━━━━━ DATA EXCERPTS

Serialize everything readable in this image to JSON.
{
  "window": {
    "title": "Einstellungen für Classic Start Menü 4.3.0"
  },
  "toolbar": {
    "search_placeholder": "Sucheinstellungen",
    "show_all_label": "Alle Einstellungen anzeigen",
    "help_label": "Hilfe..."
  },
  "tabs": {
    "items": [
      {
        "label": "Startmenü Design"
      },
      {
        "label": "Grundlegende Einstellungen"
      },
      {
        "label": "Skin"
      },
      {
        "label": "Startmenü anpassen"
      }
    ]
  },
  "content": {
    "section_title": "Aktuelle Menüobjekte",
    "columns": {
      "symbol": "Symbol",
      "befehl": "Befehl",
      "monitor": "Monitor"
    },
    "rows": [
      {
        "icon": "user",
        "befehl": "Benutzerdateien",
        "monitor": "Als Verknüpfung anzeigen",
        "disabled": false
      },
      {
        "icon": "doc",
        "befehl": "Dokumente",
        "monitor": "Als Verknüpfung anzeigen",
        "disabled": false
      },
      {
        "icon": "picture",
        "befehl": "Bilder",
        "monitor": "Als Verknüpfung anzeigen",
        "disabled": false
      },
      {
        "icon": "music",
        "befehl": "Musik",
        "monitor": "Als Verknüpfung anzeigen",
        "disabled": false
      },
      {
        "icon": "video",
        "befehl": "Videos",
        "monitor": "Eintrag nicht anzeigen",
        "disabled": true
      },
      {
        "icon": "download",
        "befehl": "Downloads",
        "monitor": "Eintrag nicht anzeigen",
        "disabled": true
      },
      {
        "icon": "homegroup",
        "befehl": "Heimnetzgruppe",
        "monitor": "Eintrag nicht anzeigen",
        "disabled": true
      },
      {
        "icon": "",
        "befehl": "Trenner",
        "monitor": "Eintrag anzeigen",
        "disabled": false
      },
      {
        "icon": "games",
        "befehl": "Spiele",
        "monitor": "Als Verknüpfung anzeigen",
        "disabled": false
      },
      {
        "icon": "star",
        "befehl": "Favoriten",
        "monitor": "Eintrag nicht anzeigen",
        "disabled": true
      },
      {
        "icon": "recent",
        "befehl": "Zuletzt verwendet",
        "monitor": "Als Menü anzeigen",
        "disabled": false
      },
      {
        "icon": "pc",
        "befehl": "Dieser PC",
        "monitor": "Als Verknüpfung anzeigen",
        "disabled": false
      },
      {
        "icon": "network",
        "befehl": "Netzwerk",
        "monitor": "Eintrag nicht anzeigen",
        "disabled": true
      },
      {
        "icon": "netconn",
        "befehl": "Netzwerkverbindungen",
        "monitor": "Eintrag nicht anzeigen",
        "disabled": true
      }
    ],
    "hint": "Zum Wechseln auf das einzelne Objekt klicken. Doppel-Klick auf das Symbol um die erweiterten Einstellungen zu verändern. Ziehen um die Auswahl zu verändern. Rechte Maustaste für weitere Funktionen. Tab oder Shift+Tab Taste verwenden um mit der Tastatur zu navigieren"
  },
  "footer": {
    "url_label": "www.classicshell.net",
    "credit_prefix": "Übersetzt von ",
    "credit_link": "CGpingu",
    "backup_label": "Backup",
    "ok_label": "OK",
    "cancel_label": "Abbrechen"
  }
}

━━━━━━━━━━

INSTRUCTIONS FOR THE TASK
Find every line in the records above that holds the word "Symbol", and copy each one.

EXERCISE SOLUTION
      "symbol": "Symbol",
    "hint": "Zum Wechseln auf das einzelne Objekt klicken. Doppel-Klick auf das Symbol um die erweiterten Einstellungen zu verändern. Ziehen um die Auswahl zu verändern. Rechte Maustaste für weitere Funktionen. Tab oder Shift+Tab Taste verwenden um mit der Tastatur zu navigieren"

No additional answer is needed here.